It's funny, but I was talking to a colleague this morning and told him that even though I never would have expected the Flyers to come back from a 3-0 series deficit, heading into each of the last three games, I felt the Flyers would win each singular game.

I thought they'd save face in Game 4. I liked their attitude at the morning skate in Game 5, and even though I was more 50-50 on that one, just before game-time went with the Flyers.

Once they got it back to Wachovia Center, I felt they would certainly force a Game 7 and they did.

At no point though, did I ever think they would win this series.

I do now.

You can sense it in the way they talk, and this morning was no different. You could sense the panic in the Bruins, who decided to go into a bit of a bunker mentality today, canceling their morning skate and avoiding the media altogether.

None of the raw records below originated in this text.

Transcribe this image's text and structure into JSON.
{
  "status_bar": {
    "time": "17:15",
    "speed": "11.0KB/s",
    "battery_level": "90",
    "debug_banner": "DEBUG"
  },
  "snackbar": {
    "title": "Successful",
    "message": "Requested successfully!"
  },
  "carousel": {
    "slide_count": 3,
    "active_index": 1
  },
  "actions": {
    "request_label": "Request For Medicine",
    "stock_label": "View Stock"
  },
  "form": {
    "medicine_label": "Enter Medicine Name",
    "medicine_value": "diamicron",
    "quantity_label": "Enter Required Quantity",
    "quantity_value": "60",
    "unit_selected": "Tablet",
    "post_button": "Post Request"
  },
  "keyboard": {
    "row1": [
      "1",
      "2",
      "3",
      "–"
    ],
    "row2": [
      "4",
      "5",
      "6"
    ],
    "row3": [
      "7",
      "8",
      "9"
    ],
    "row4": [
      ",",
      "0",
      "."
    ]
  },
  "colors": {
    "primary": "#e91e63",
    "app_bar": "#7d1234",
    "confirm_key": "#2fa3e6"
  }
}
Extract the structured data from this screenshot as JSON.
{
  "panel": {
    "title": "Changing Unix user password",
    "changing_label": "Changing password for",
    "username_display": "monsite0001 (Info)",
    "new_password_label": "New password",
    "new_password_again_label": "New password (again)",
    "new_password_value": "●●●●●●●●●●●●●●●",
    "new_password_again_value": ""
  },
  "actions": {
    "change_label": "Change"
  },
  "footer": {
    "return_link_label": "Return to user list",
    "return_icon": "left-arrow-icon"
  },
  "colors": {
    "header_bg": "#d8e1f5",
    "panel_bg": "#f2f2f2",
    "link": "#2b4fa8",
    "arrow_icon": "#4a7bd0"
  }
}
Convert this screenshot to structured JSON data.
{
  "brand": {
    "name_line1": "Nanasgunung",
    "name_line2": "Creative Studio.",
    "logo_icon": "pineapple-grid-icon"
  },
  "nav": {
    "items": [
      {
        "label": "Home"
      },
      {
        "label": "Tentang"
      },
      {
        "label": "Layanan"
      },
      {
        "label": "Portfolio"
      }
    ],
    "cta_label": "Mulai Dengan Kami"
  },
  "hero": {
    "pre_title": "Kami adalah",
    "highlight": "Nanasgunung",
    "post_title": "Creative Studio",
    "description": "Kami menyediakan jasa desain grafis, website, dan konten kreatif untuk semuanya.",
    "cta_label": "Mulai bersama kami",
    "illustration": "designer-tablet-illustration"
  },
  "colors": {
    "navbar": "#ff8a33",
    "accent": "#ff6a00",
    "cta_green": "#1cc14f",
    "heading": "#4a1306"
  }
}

The Flyers are on the brink of making history, something no one believed they would do.

Except for my kid.


Oh, and one more thing, proving Philly loyalty never dies, no matter where professional athletes from our area play, check out Philly native and Simon Gratz product Rasheed Wallace following the Celtics elimination of the Cleveland Cavaliers last night.

He didn't have anything to say about hockey, but his wardrobe choice drew a very clear line in the sand that he wasn't puling for the guys who he normally shares a locker room hallway with tonight.


Also, I spoke with Simon Gagne today about his foot. He said it still hurts, but that he didn't re-injure it in Game 6 and there was never any question about playing in Game 7.

He said players need to play through pain in the playoffs to get to their ultimate goal and that his foot, while it hurts, doesn't hurt any more today then it did in Game 4 when he returned.

He also threw out an Allen Iverson impression about not skating yesterday:

"I'm o.k.," he said. "I didn't practice yesterday because, well, it's just a practice."

He did go on to say that it would give him time to heal between games, but he did laugh when saying it and knew we would all flash back to the memorable Iverson "practice" press conference.

Meanwhile Blair Betts did skate this morning and is good to go for tonight.